If you think this is not OK, then some form of voter ID is required to prove your permanent residency. Is it the amendment being proposed? I'm not so sure - I would have liked to seen more flexibility in the available documents. Is it more than a neighbor vouching for another? For me, yes it is. But what is the exact "sweet spot" for ID requirements. I'm still not sure.

I think I find myself in the middle of this debate - like a majority of Minnesotans. Feel the need for more, not so sure this amendment is the right amount. It will be an very interesting vote in what will be a very high turnout election.

Why Not?

Why shouldn't a student be able to vote where they live and go to school? The local laws affect them as much as they do anyone else who lives there.

Soon we will be asking why renters should be able to vote. After all, they don't have the same stake in the community owners do.

It's quit clear to me. The amendment serves ONLY to restrict who can vote. By definition it will disenfranchise people. That is the only reason I need to vote no.

What ID counts?

Will a U of M student from South Dakota be able to vote in Minneapolis, as is their constitutional right?

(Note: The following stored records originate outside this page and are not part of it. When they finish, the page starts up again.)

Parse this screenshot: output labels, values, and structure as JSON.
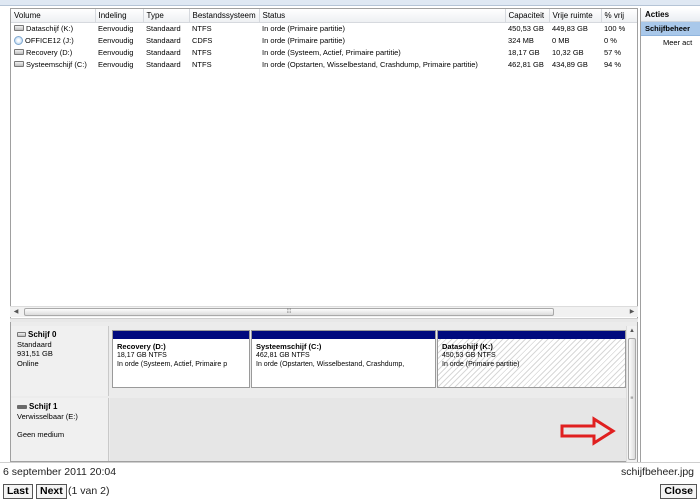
{
  "volume_list": {
    "columns": [
      "Volume",
      "Indeling",
      "Type",
      "Bestandssysteem",
      "Status",
      "Capaciteit",
      "Vrije ruimte",
      "% vrij"
    ],
    "rows": [
      {
        "icon": "drive-icon",
        "volume": "Dataschijf (K:)",
        "indeling": "Eenvoudig",
        "type": "Standaard",
        "fs": "NTFS",
        "status": "In orde (Primaire partitie)",
        "capacity": "450,53 GB",
        "free": "449,83 GB",
        "pct": "100 %"
      },
      {
        "icon": "cd-icon",
        "volume": "OFFICE12 (J:)",
        "indeling": "Eenvoudig",
        "type": "Standaard",
        "fs": "CDFS",
        "status": "In orde (Primaire partitie)",
        "capacity": "324 MB",
        "free": "0 MB",
        "pct": "0 %"
      },
      {
        "icon": "drive-icon",
        "volume": "Recovery (D:)",
        "indeling": "Eenvoudig",
        "type": "Standaard",
        "fs": "NTFS",
        "status": "In orde (Systeem, Actief, Primaire partitie)",
        "capacity": "18,17 GB",
        "free": "10,32 GB",
        "pct": "57 %"
      },
      {
        "icon": "drive-icon",
        "volume": "Systeemschijf (C:)",
        "indeling": "Eenvoudig",
        "type": "Standaard",
        "fs": "NTFS",
        "status": "In orde (Opstarten, Wisselbestand, Crashdump, Primaire partitie)",
        "capacity": "462,81 GB",
        "free": "434,89 GB",
        "pct": "94 %"
      }
    ]
  },
  "disks": {
    "disk0": {
      "name": "Schijf 0",
      "type": "Standaard",
      "size": "931,51 GB",
      "state": "Online",
      "partitions": [
        {
          "name": "Recovery  (D:)",
          "size": "18,17 GB NTFS",
          "status": "In orde (Systeem, Actief, Primaire p"
        },
        {
          "name": "Systeemschijf  (C:)",
          "size": "462,81 GB NTFS",
          "status": "In orde (Opstarten, Wisselbestand, Crashdump,"
        },
        {
          "name": "Dataschijf  (K:)",
          "size": "450,53 GB NTFS",
          "status": "In orde (Primaire partitie)"
        }
      ]
    },
    "disk1": {
      "name": "Schijf 1",
      "type": "Verwisselbaar (E:)",
      "state": "Geen medium"
    }
  },
  "actions": {
    "header": "Acties",
    "selected": "Schijfbeheer",
    "more": "Meer act"
  },
  "footer": {
    "date": "6 september 2011 20:04",
    "filename": "schijfbeheer.jpg",
    "last_label": "Last",
    "next_label": "Next",
    "page_info": "(1 van 2)",
    "close_label": "Close"
  },
  "colors": {
    "partition_bar": "#000a7e",
    "selection": "#a9c8ea",
    "arrow": "#e02020"
  }
}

The Supreme Court has ruled college students can vote in their college town where they live, but they have an out of state DL.

So, intrepid voting protectors, how are you going to protect the voting rights of college students?

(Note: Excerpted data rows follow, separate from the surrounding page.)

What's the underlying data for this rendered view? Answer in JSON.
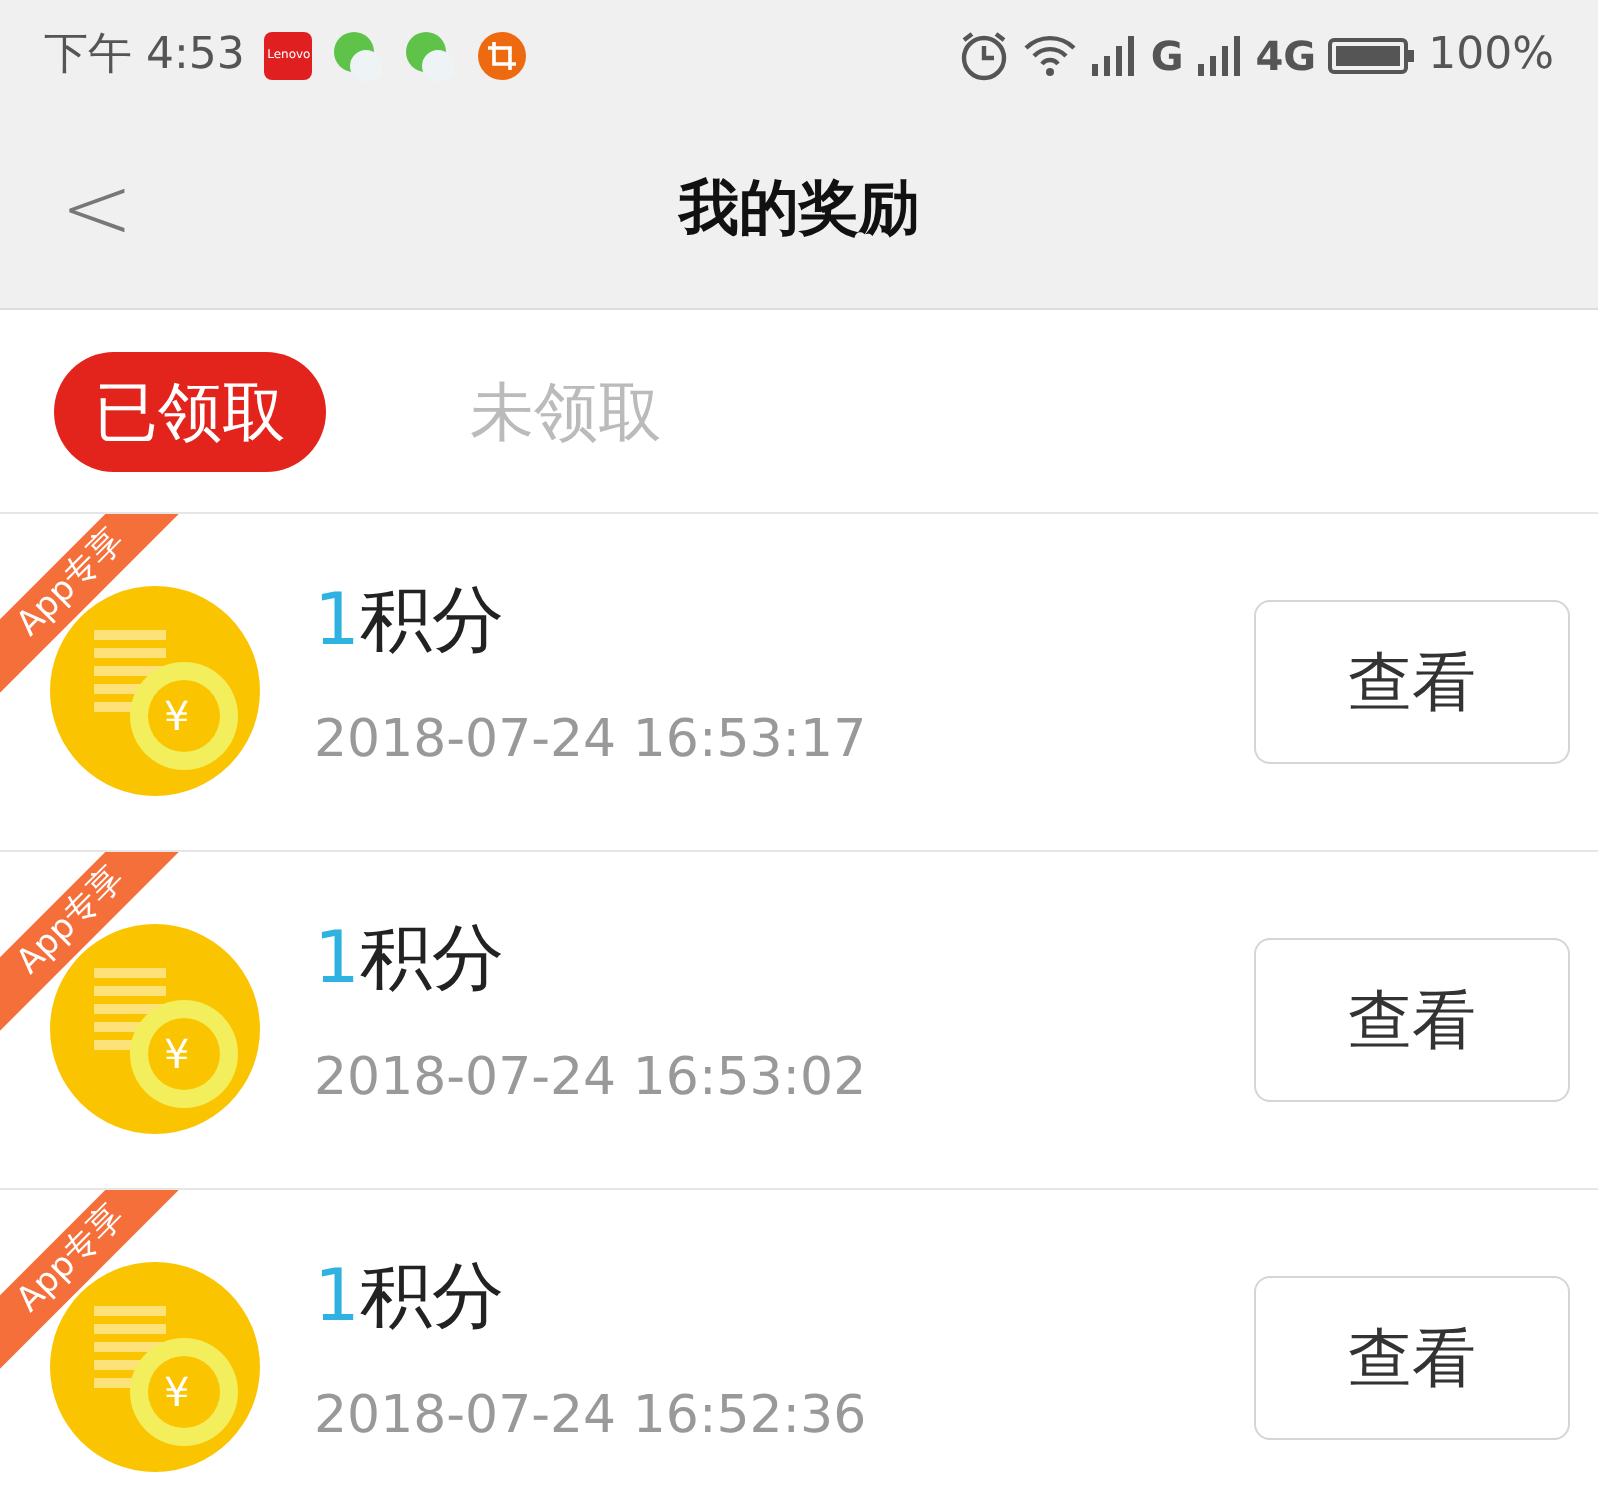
{
  "status_bar": {
    "time": "下午 4:53",
    "app_icon_label": "Lenovo",
    "network_1": "G",
    "network_2": "4G",
    "battery": "100%"
  },
  "header": {
    "back": "<",
    "title": "我的奖励"
  },
  "tabs": [
    {
      "label": "已领取",
      "selected": true
    },
    {
      "label": "未领取",
      "selected": false
    }
  ],
  "rewards": [
    {
      "badge": "App专享",
      "coin_symbol": "¥",
      "amount": "1",
      "unit": "积分",
      "time": "2018-07-24 16:53:17",
      "button": "查看"
    },
    {
      "badge": "App专享",
      "coin_symbol": "¥",
      "amount": "1",
      "unit": "积分",
      "time": "2018-07-24 16:53:02",
      "button": "查看"
    },
    {
      "badge": "App专享",
      "coin_symbol": "¥",
      "amount": "1",
      "unit": "积分",
      "time": "2018-07-24 16:52:36",
      "button": "查看"
    }
  ]
}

A vote suppressed is just as bad as a fraudulent vote.

It's a very strange world

It's a very strange world inhabited by those proposing to amend the Constitution to allow our Government additional regulatory powers to address problems that don't exist while opposing government's ability to address problems that do.

So true

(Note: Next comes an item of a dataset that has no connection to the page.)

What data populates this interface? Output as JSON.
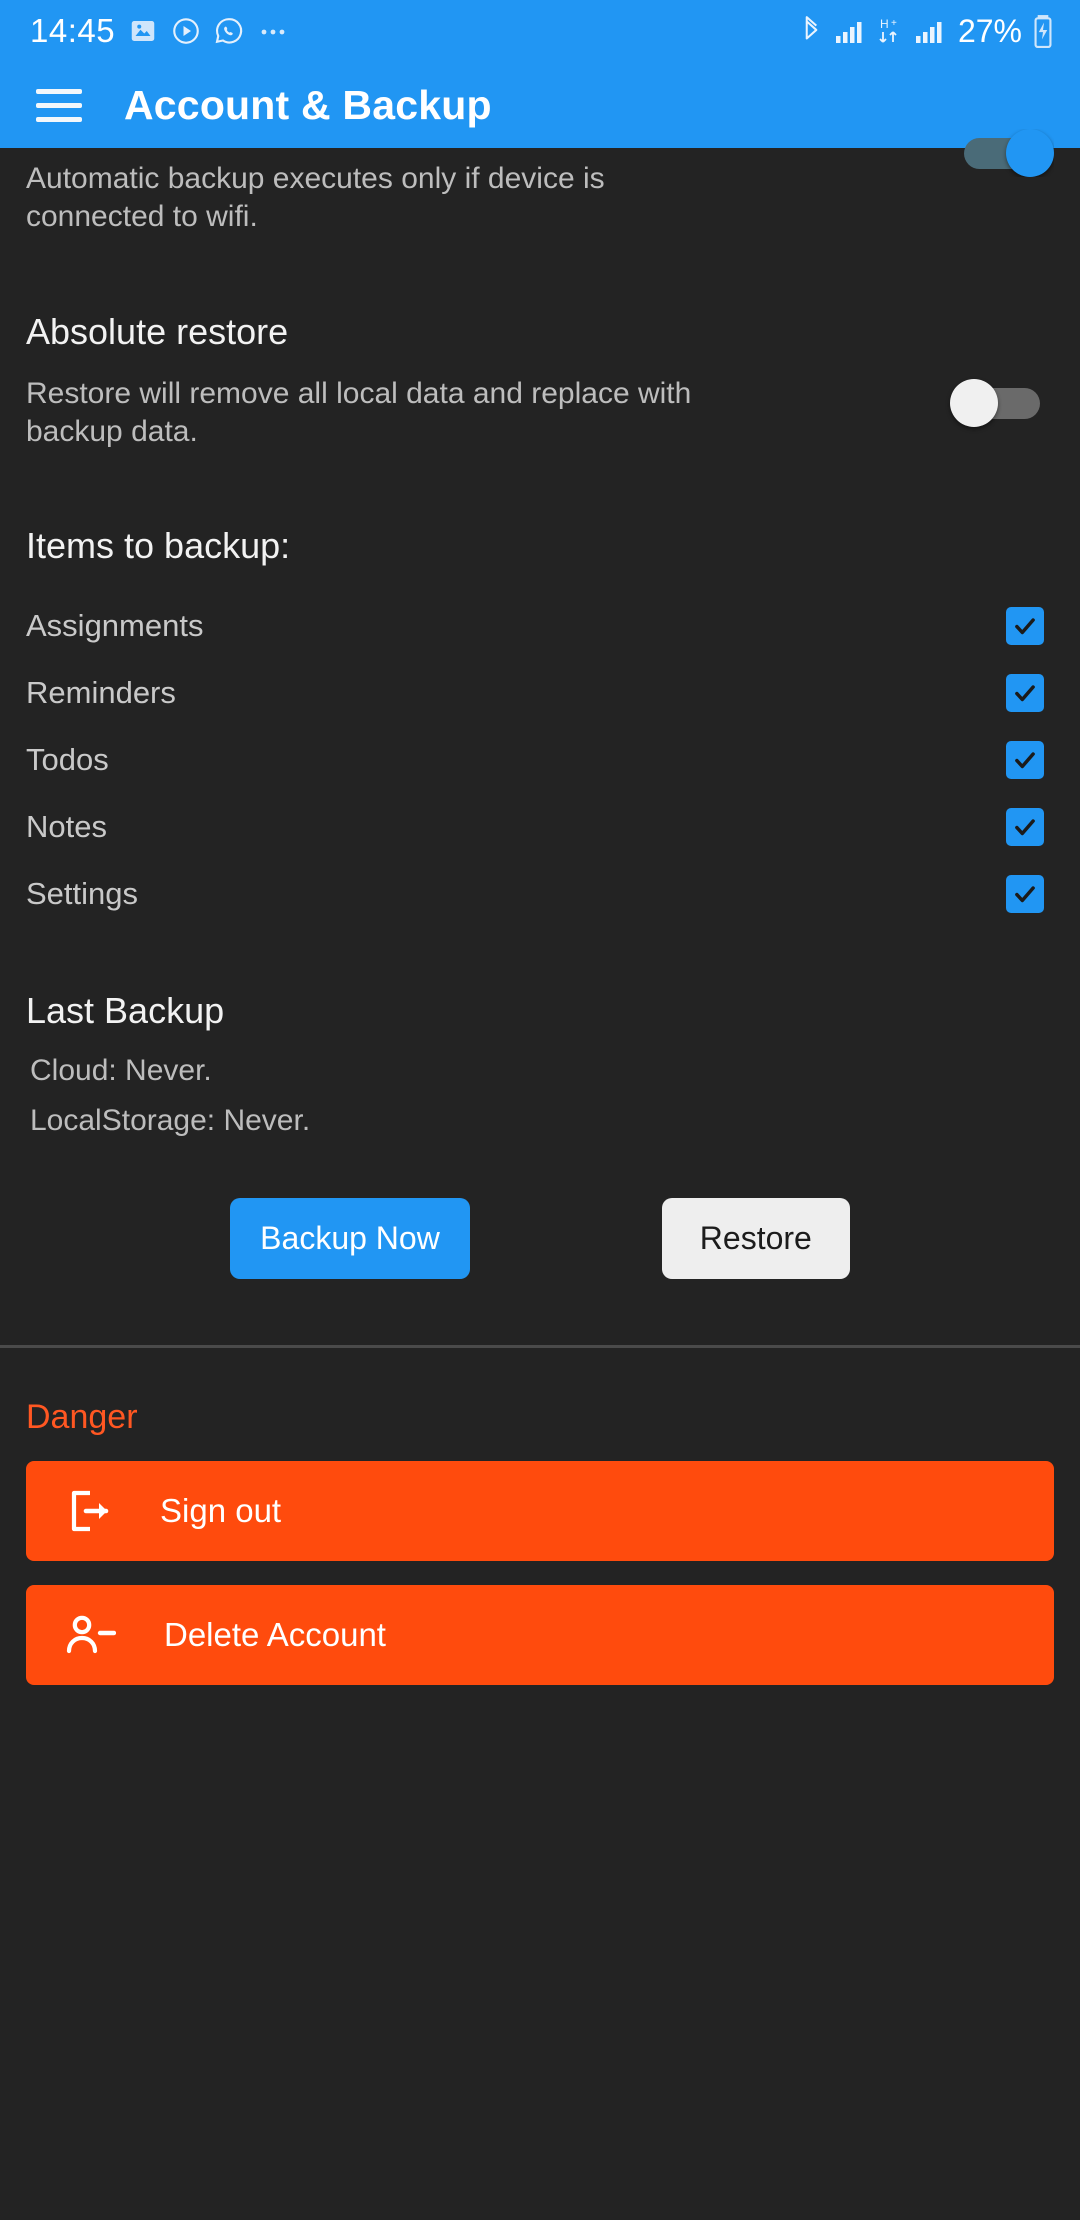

So true

It won't work

There are at least 17 ways a person can commit voter fraud with a valid MN DL or a state issued photo ID. There are probably more but I quit counting after 15 minutes. Keep in mind that you do not need tobe a resident of MN or of the United States to get a MN DL or state issued photo id. Also one of the first things that a person does when they are released from prison is get a valid ID, either a DL or photo ID. There is no way to tell from either one whether or not the person can vote.. The other problem that exists is that when one applies for either a MN DL or a photo ID, the state does not verify that the documents you are presenting are real or fraudulent, so even an illegal immigrant can could vote. Also the MN DL or photo ID does not necessarily have your correct address on it. A person has 60 days after one moves to change or update their DL, but there is no law that says one has to update the photo ID. Also one can have many state issued ID's if they want to pay for them, all with different addresses. I know a person who is blind and he has moved 4 times in the last few years and has a photo ID for each address he has lived at. The state doesn't have you turn the old one in. While I was writing this I came up with another way that I hadn't thought of so I have to raise the number to 18. Enough said, it won't work.

Consequences of Passing this Proposal

1) According to the real SoS, same-day registration is in jeopardy. 2) Student voting will at least be suppressed and many could be disenfranchised. 3) Some super-elderly (80+) will be disenfranchised, many more will face severe hardships in order to vote. 4) There will be confusion, if not outright mayhem, over absentee ballots. 5) A great sum of money will be spent to protect us from a problem that is so minor as to be inconsequential. 6) Provisional ballots will be cast, but not counted.

If this proposal passes, voters will be disenfranchised. Elderly who no longer drive won't have IDs and some won't have any way to be transported to a county seat to get a free ID. Some will let a friend or relative know and get their ID, many won't bother and won't vote. Confusion will reign with student voting. Most freshman won't have a Photo ID and won't bother to check into it until it is too late to cast any ballot, including an absentee ballot. Depending on how the supporting legislation is worded, there won't be any way to register at the polls and have those registered there get their ballots counted.